*Given records*:
-- Opening Marker --

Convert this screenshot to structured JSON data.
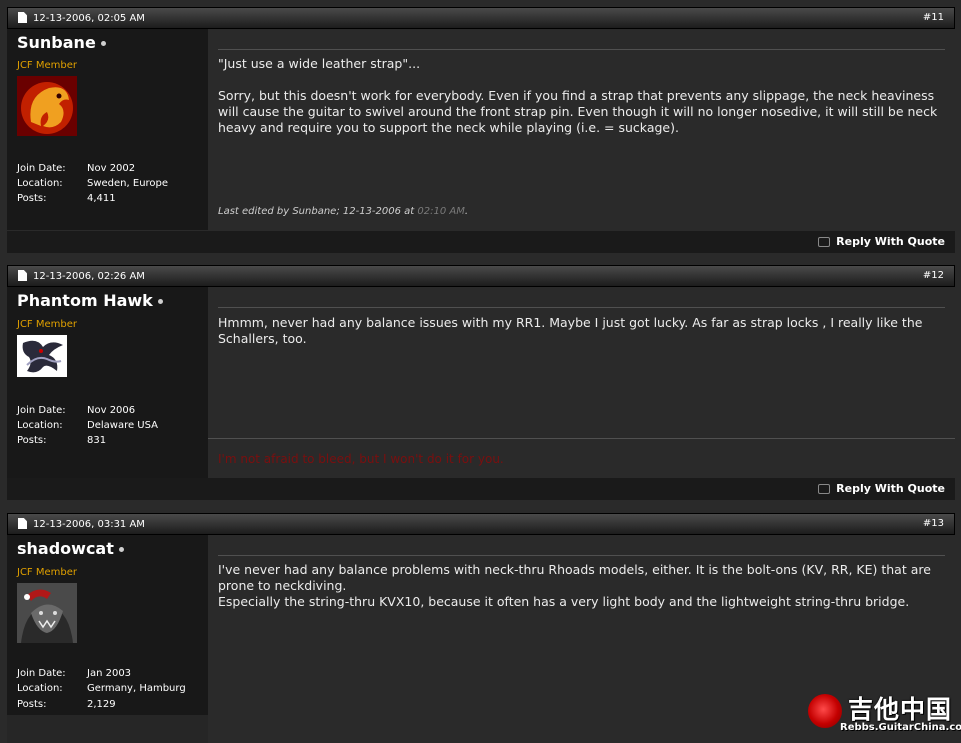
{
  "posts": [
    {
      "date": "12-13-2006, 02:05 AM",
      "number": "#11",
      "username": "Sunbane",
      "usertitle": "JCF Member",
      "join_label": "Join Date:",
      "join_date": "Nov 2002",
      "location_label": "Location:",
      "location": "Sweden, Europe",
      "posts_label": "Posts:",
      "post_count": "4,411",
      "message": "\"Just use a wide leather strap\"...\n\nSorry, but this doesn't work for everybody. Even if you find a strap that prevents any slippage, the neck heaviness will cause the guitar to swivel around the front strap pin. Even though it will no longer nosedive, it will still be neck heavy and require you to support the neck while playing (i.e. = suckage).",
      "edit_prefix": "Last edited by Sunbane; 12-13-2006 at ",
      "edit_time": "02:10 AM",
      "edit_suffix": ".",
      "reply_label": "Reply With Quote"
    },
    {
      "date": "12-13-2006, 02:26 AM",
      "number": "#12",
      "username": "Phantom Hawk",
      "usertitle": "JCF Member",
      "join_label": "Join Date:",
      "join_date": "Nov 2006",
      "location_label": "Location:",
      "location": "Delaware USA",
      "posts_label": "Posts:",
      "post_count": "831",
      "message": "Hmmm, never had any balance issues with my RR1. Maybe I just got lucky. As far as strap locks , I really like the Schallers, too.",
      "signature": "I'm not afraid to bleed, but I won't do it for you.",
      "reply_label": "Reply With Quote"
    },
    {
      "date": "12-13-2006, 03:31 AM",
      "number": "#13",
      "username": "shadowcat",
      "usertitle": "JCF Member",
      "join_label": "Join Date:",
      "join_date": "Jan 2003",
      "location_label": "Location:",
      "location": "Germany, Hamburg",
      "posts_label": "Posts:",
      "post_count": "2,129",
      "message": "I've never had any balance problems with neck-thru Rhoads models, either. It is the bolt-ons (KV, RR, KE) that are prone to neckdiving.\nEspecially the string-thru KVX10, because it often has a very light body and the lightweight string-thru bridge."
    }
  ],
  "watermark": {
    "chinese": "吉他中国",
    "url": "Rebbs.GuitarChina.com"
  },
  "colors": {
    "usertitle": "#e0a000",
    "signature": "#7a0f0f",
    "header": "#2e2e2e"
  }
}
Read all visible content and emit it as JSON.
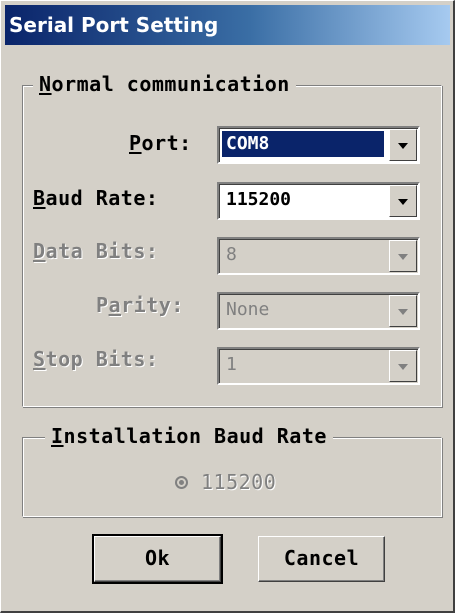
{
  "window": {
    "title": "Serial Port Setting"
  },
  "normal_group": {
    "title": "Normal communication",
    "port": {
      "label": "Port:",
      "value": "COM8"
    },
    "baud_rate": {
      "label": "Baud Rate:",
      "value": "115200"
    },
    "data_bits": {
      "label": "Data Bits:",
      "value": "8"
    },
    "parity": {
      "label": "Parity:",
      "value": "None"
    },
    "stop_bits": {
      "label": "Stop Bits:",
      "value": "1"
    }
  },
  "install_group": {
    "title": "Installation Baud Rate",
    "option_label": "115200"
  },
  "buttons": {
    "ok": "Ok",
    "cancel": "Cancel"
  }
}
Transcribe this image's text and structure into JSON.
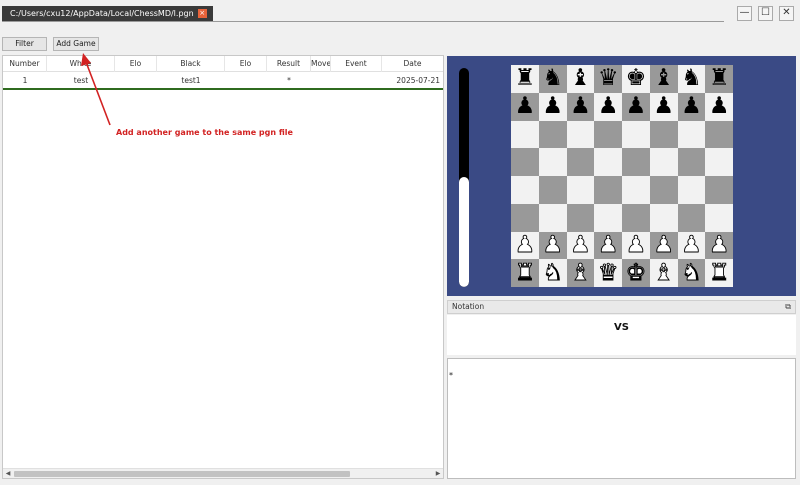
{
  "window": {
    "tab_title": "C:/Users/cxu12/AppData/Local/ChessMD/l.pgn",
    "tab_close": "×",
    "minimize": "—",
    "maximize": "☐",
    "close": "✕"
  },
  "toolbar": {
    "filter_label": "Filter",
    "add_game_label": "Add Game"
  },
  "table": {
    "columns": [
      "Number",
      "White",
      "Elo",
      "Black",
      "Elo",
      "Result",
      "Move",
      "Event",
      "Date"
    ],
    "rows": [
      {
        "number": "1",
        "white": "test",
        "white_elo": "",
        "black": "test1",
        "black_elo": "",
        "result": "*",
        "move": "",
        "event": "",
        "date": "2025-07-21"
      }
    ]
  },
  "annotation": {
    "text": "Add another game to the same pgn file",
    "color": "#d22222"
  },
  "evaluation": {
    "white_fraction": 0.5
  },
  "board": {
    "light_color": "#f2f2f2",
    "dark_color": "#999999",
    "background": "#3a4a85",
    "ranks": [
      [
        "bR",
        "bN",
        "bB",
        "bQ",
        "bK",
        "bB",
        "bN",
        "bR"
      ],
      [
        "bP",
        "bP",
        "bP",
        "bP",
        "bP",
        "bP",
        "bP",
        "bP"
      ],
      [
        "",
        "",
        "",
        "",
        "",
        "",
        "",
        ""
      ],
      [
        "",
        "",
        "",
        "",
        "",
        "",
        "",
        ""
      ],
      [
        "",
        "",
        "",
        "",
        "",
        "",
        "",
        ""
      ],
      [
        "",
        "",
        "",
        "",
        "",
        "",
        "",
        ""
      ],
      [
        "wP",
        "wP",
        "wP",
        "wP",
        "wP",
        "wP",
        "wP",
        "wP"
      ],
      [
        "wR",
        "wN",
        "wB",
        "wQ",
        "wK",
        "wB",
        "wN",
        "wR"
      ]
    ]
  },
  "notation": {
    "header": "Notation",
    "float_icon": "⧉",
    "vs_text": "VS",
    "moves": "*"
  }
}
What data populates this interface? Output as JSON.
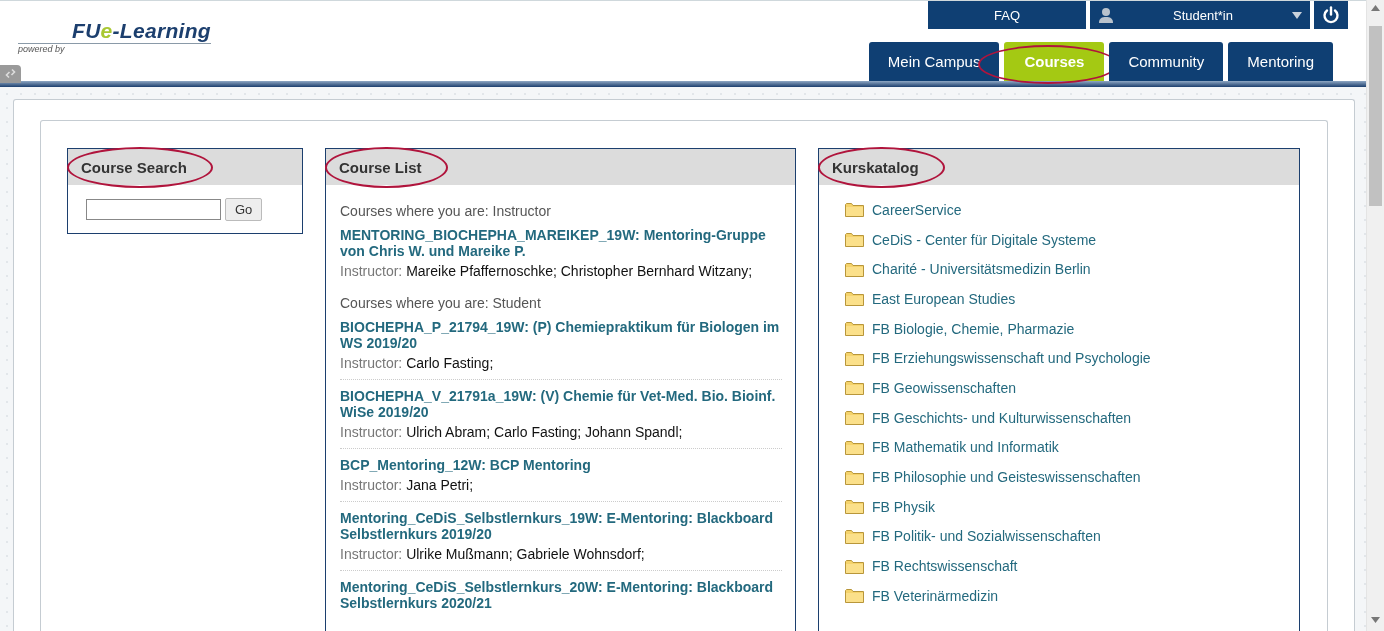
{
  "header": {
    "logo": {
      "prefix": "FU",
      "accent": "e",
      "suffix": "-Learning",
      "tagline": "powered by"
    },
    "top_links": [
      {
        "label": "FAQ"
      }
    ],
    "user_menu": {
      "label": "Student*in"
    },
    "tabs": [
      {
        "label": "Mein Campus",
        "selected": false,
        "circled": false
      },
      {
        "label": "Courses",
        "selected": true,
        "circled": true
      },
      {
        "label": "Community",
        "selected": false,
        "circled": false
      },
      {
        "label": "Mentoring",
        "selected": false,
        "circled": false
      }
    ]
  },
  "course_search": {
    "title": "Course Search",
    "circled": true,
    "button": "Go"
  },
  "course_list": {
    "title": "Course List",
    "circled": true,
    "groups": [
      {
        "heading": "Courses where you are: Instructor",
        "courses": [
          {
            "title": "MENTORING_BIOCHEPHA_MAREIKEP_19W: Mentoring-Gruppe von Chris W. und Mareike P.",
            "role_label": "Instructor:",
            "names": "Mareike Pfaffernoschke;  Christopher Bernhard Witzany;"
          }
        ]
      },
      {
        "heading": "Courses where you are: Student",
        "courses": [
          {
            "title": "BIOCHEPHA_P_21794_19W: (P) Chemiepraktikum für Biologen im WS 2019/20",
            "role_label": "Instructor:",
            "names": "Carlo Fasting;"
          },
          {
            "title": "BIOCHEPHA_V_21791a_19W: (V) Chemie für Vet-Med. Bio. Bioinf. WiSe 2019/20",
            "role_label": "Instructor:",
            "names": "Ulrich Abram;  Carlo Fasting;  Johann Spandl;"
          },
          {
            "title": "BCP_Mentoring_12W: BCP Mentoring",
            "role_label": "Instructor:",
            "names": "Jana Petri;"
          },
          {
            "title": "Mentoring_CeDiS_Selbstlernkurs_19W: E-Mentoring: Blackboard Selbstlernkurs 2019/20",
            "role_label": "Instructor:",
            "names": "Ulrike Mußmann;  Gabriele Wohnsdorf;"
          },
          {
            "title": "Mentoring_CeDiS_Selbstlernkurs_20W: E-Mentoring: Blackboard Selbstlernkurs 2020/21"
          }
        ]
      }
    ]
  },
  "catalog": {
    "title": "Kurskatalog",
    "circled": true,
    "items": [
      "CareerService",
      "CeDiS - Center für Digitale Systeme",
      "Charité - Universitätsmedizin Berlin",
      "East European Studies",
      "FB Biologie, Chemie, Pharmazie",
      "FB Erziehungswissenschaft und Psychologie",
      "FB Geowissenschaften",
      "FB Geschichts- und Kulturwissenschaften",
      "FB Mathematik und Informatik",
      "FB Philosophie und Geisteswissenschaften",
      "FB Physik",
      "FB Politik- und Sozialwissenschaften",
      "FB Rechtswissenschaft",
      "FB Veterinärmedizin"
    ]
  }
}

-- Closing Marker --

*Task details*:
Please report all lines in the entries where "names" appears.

*Solution for this problem*:
            "names": "Mareike Pfaffernoschke;  Christopher Bernhard Witzany;"
            "names": "Carlo Fasting;"
            "names": "Ulrich Abram;  Carlo Fasting;  Johann Spandl;"
            "names": "Jana Petri;"
            "names": "Ulrike Mußmann;  Gabriele Wohnsdorf;"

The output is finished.